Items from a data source
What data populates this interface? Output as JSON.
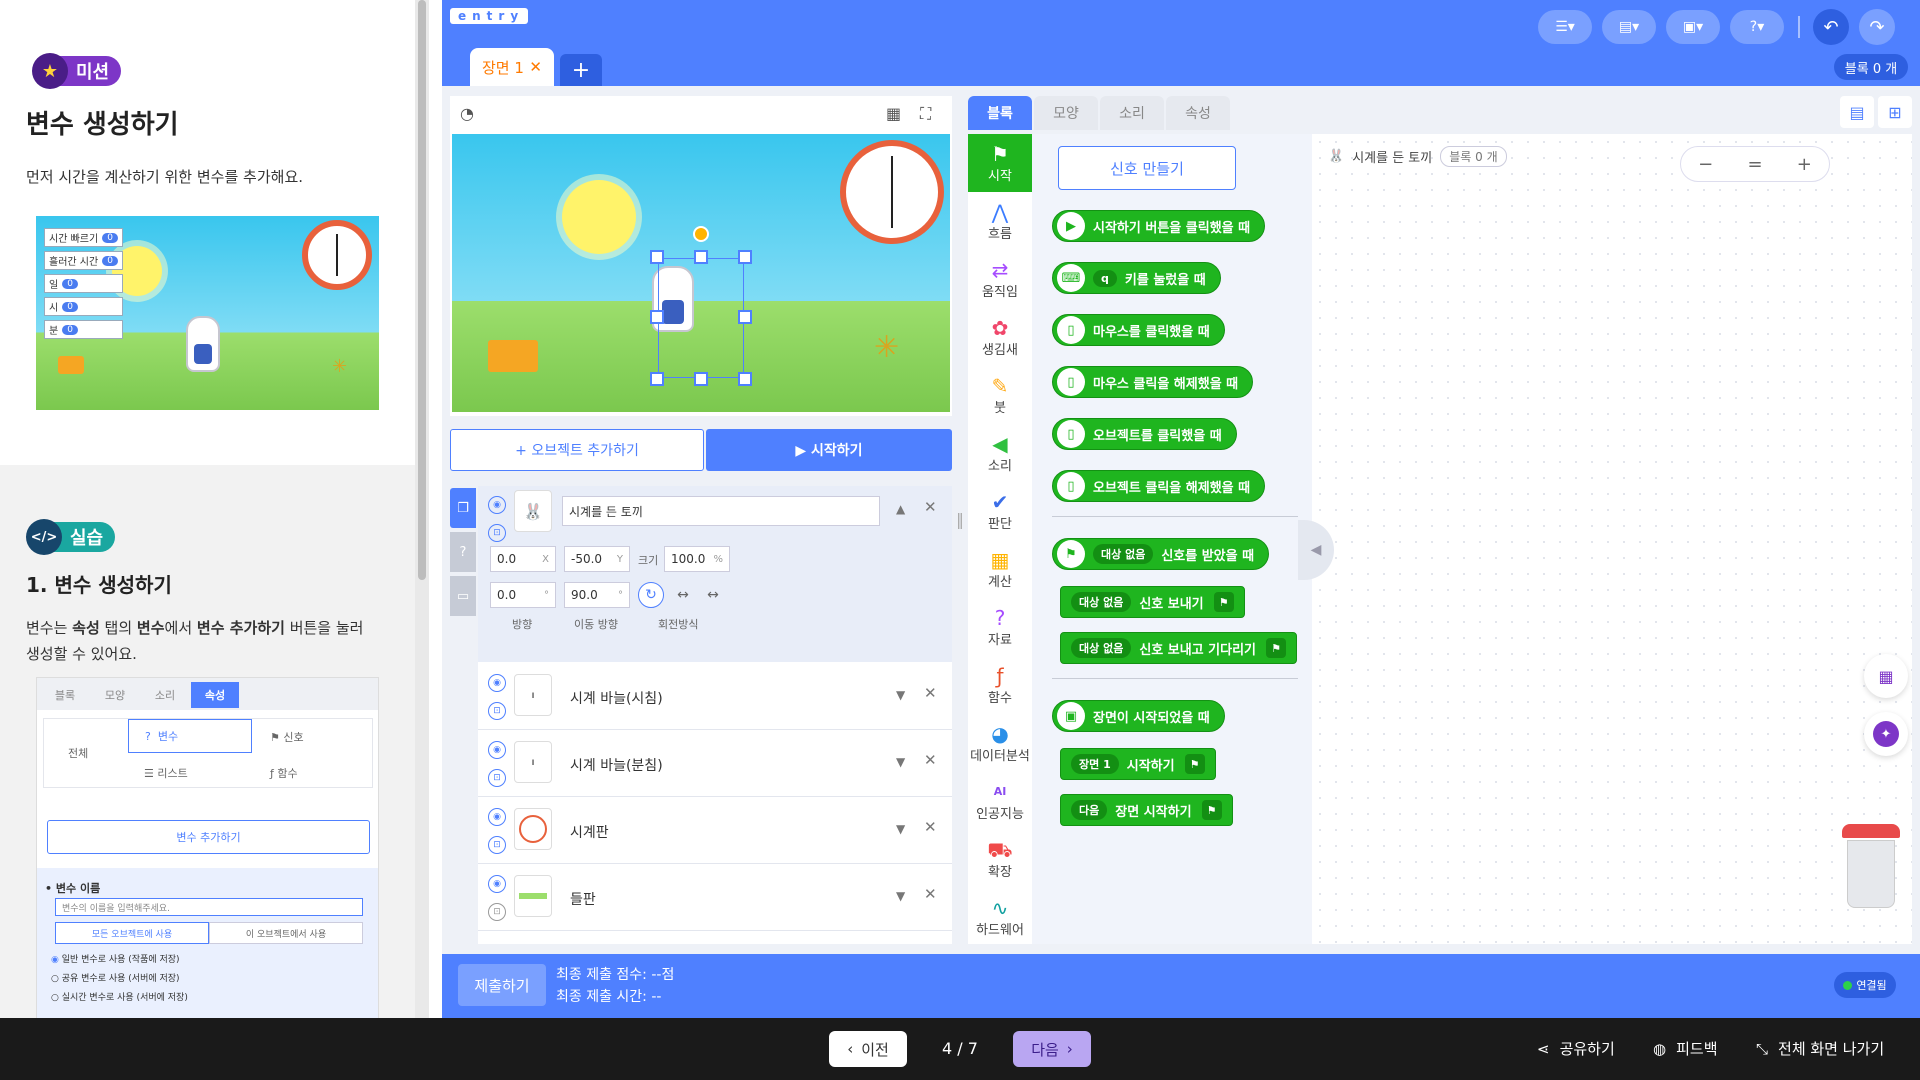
{
  "mission": {
    "badge": "미션",
    "title": "변수 생성하기",
    "description": "먼저 시간을 계산하기 위한 변수를 추가해요.",
    "illustration_vars": [
      {
        "label": "시간 빠르기",
        "value": "0"
      },
      {
        "label": "흘러간 시간",
        "value": "0"
      },
      {
        "label": "일",
        "value": "0"
      },
      {
        "label": "시",
        "value": "0"
      },
      {
        "label": "분",
        "value": "0"
      }
    ]
  },
  "practice": {
    "badge": "실습",
    "title": "1. 변수 생성하기",
    "desc_1": "변수는 ",
    "desc_b1": "속성",
    "desc_2": " 탭의 ",
    "desc_b2": "변수",
    "desc_3": "에서 ",
    "desc_b3": "변수 추가하기",
    "desc_4": " 버튼을 눌러",
    "desc_5": "생성할 수 있어요.",
    "mini": {
      "tabs": [
        "블록",
        "모양",
        "소리",
        "속성"
      ],
      "all_label": "전체",
      "variable": "변수",
      "signal": "신호",
      "list": "리스트",
      "function": "함수",
      "add_variable": "변수 추가하기",
      "var_name_label": "변수 이름",
      "var_name_placeholder": "변수의 이름을 입력해주세요.",
      "use_all": "모든 오브젝트에 사용",
      "use_this": "이 오브젝트에서 사용",
      "options": [
        "일반 변수로 사용 (작품에 저장)",
        "공유 변수로 사용 (서버에 저장)",
        "실시간 변수로 사용 (서버에 저장)"
      ]
    }
  },
  "editor": {
    "logo": "entry",
    "scene_tab": "장면 1",
    "block_count": "블록 0 개",
    "add_object": "+ 오브젝트 추가하기",
    "start": "▶ 시작하기",
    "selected_object": {
      "name": "시계를 든 토끼",
      "x": "0.0",
      "y": "-50.0",
      "size_label": "크기",
      "size": "100.0",
      "direction": "0.0",
      "move_direction": "90.0",
      "dir_label": "방향",
      "move_dir_label": "이동 방향",
      "rotation_label": "회전방식"
    },
    "objects": [
      "시계 바늘(시침)",
      "시계 바늘(분침)",
      "시계판",
      "들판"
    ],
    "block_tabs": [
      "블록",
      "모양",
      "소리",
      "속성"
    ],
    "categories": [
      {
        "label": "시작",
        "icon": "flag-icon",
        "glyph": "⚑",
        "color": "#ffffff"
      },
      {
        "label": "흐름",
        "icon": "flow-icon",
        "glyph": "⋀",
        "color": "#3b7cff"
      },
      {
        "label": "움직임",
        "icon": "move-icon",
        "glyph": "⇄",
        "color": "#a64cff"
      },
      {
        "label": "생김새",
        "icon": "looks-icon",
        "glyph": "✿",
        "color": "#f0466a"
      },
      {
        "label": "붓",
        "icon": "brush-icon",
        "glyph": "✎",
        "color": "#ffab19"
      },
      {
        "label": "소리",
        "icon": "sound-icon",
        "glyph": "◀",
        "color": "#30c040"
      },
      {
        "label": "판단",
        "icon": "judge-icon",
        "glyph": "✔",
        "color": "#3b6ee8"
      },
      {
        "label": "계산",
        "icon": "calc-icon",
        "glyph": "▦",
        "color": "#ffb400"
      },
      {
        "label": "자료",
        "icon": "data-icon",
        "glyph": "?",
        "color": "#a64cff"
      },
      {
        "label": "함수",
        "icon": "function-icon",
        "glyph": "ƒ",
        "color": "#e8502a"
      },
      {
        "label": "데이터분석",
        "icon": "chart-icon",
        "glyph": "◕",
        "color": "#2a8fe8"
      },
      {
        "label": "인공지능",
        "icon": "ai-icon",
        "glyph": "AI",
        "color": "#8a4cf0"
      },
      {
        "label": "확장",
        "icon": "extension-icon",
        "glyph": "⛟",
        "color": "#f04a4a"
      },
      {
        "label": "하드웨어",
        "icon": "hardware-icon",
        "glyph": "∿",
        "color": "#10a0a0"
      }
    ],
    "make_signal": "신호 만들기",
    "blocks": {
      "b1": "시작하기 버튼을 클릭했을 때",
      "b2_key": "q",
      "b2": "키를 눌렀을 때",
      "b3": "마우스를 클릭했을 때",
      "b4": "마우스 클릭을 해제했을 때",
      "b5": "오브젝트를 클릭했을 때",
      "b6": "오브젝트 클릭을 해제했을 때",
      "b7_dd": "대상 없음",
      "b7": "신호를 받았을 때",
      "b8_dd": "대상 없음",
      "b8": "신호 보내기",
      "b9_dd": "대상 없음",
      "b9": "신호 보내고 기다리기",
      "b10": "장면이 시작되었을 때",
      "b11_dd": "장면 1",
      "b11": "시작하기",
      "b12_dd": "다음",
      "b12": "장면 시작하기"
    },
    "canvas_object": "시계를 든 토끼",
    "canvas_block_count": "블록 0 개",
    "submit": "제출하기",
    "final_score": "최종 제출 점수: --점",
    "final_time": "최종 제출 시간: --",
    "connected": "연결됨"
  },
  "bottom": {
    "prev": "이전",
    "page": "4 / 7",
    "next": "다음",
    "share": "공유하기",
    "feedback": "피드백",
    "fullscreen_exit": "전체 화면 나가기"
  },
  "colors": {
    "accent": "#4f80ff",
    "block_green": "#1fb51f",
    "mission_purple": "#7d36c7",
    "practice_teal": "#1aa7a0"
  }
}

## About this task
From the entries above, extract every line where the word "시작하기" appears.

## Exercise answer
    "start": "▶ 시작하기",
      "b1": "시작하기 버튼을 클릭했을 때",
      "b11": "시작하기",
      "b12": "장면 시작하기"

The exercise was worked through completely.